SUPPLIED RECORDS>
____
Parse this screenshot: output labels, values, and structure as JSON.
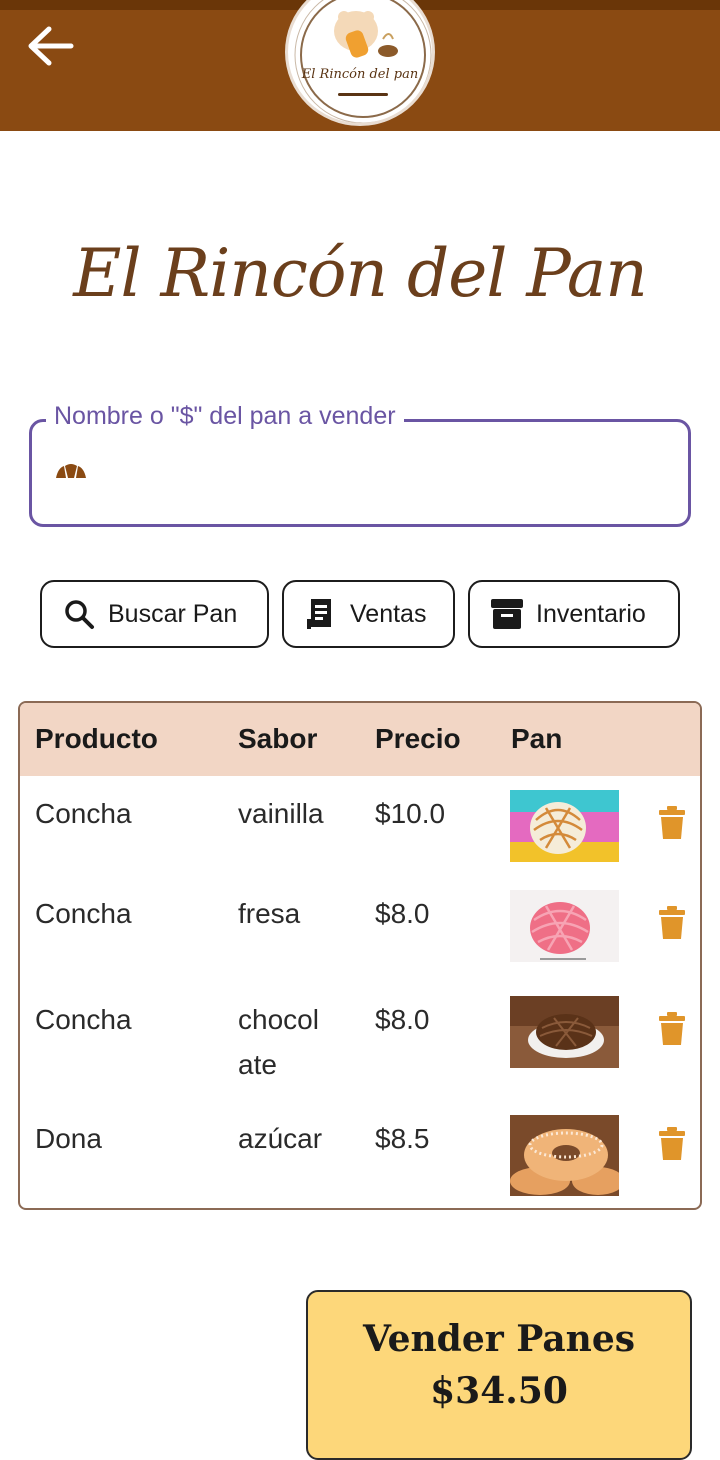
{
  "app": {
    "logo_text": "El Rincón del pan",
    "title": "El Rincón del Pan"
  },
  "search": {
    "label": "Nombre o \"$\" del pan a vender",
    "value": ""
  },
  "actions": {
    "buscar": "Buscar Pan",
    "ventas": "Ventas",
    "inventario": "Inventario"
  },
  "table": {
    "headers": [
      "Producto",
      "Sabor",
      "Precio",
      "Pan"
    ],
    "rows": [
      {
        "producto": "Concha",
        "sabor_1": "vainilla",
        "sabor_2": "",
        "precio": "$10.0",
        "image": "concha-vainilla"
      },
      {
        "producto": "Concha",
        "sabor_1": "fresa",
        "sabor_2": "",
        "precio": "$8.0",
        "image": "concha-fresa"
      },
      {
        "producto": "Concha",
        "sabor_1": "chocol",
        "sabor_2": "ate",
        "precio": "$8.0",
        "image": "concha-chocolate"
      },
      {
        "producto": "Dona",
        "sabor_1": "azúcar",
        "sabor_2": "",
        "precio": "$8.5",
        "image": "dona-azucar"
      }
    ]
  },
  "sell": {
    "label": "Vender Panes",
    "total": "$34.50"
  },
  "colors": {
    "appbar": "#8a4a12",
    "accent_purple": "#6a55a3",
    "header_row": "#f2d6c5",
    "trash": "#e0952a",
    "sell_button": "#fdd77a"
  },
  "icons": [
    "back-arrow-icon",
    "croissant-icon",
    "search-icon",
    "receipt-icon",
    "archive-box-icon",
    "trash-icon"
  ]
}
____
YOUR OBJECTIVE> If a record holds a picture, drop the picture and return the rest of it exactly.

RESPONSE TO THE EXERCISE>
Parse this screenshot: output labels, values, and structure as JSON.
{
  "app": {
    "logo_text": "El Rincón del pan",
    "title": "El Rincón del Pan"
  },
  "search": {
    "label": "Nombre o \"$\" del pan a vender",
    "value": ""
  },
  "actions": {
    "buscar": "Buscar Pan",
    "ventas": "Ventas",
    "inventario": "Inventario"
  },
  "table": {
    "headers": [
      "Producto",
      "Sabor",
      "Precio",
      "Pan"
    ],
    "rows": [
      {
        "producto": "Concha",
        "sabor_1": "vainilla",
        "sabor_2": "",
        "precio": "$10.0",
        "image": "concha-vainilla"
      },
      {
        "producto": "Concha",
        "sabor_1": "fresa",
        "sabor_2": "",
        "precio": "$8.0",
        "image": "concha-fresa"
      },
      {
        "producto": "Concha",
        "sabor_1": "chocol",
        "sabor_2": "ate",
        "precio": "$8.0",
        "image": "concha-chocolate"
      },
      {
        "producto": "Dona",
        "sabor_1": "azúcar",
        "sabor_2": "",
        "precio": "$8.5",
        "image": "dona-azucar"
      }
    ]
  },
  "sell": {
    "label": "Vender Panes",
    "total": "$34.50"
  },
  "colors": {
    "appbar": "#8a4a12",
    "accent_purple": "#6a55a3",
    "header_row": "#f2d6c5",
    "trash": "#e0952a",
    "sell_button": "#fdd77a"
  },
  "icons": [
    "back-arrow-icon",
    "croissant-icon",
    "search-icon",
    "receipt-icon",
    "archive-box-icon",
    "trash-icon"
  ]
}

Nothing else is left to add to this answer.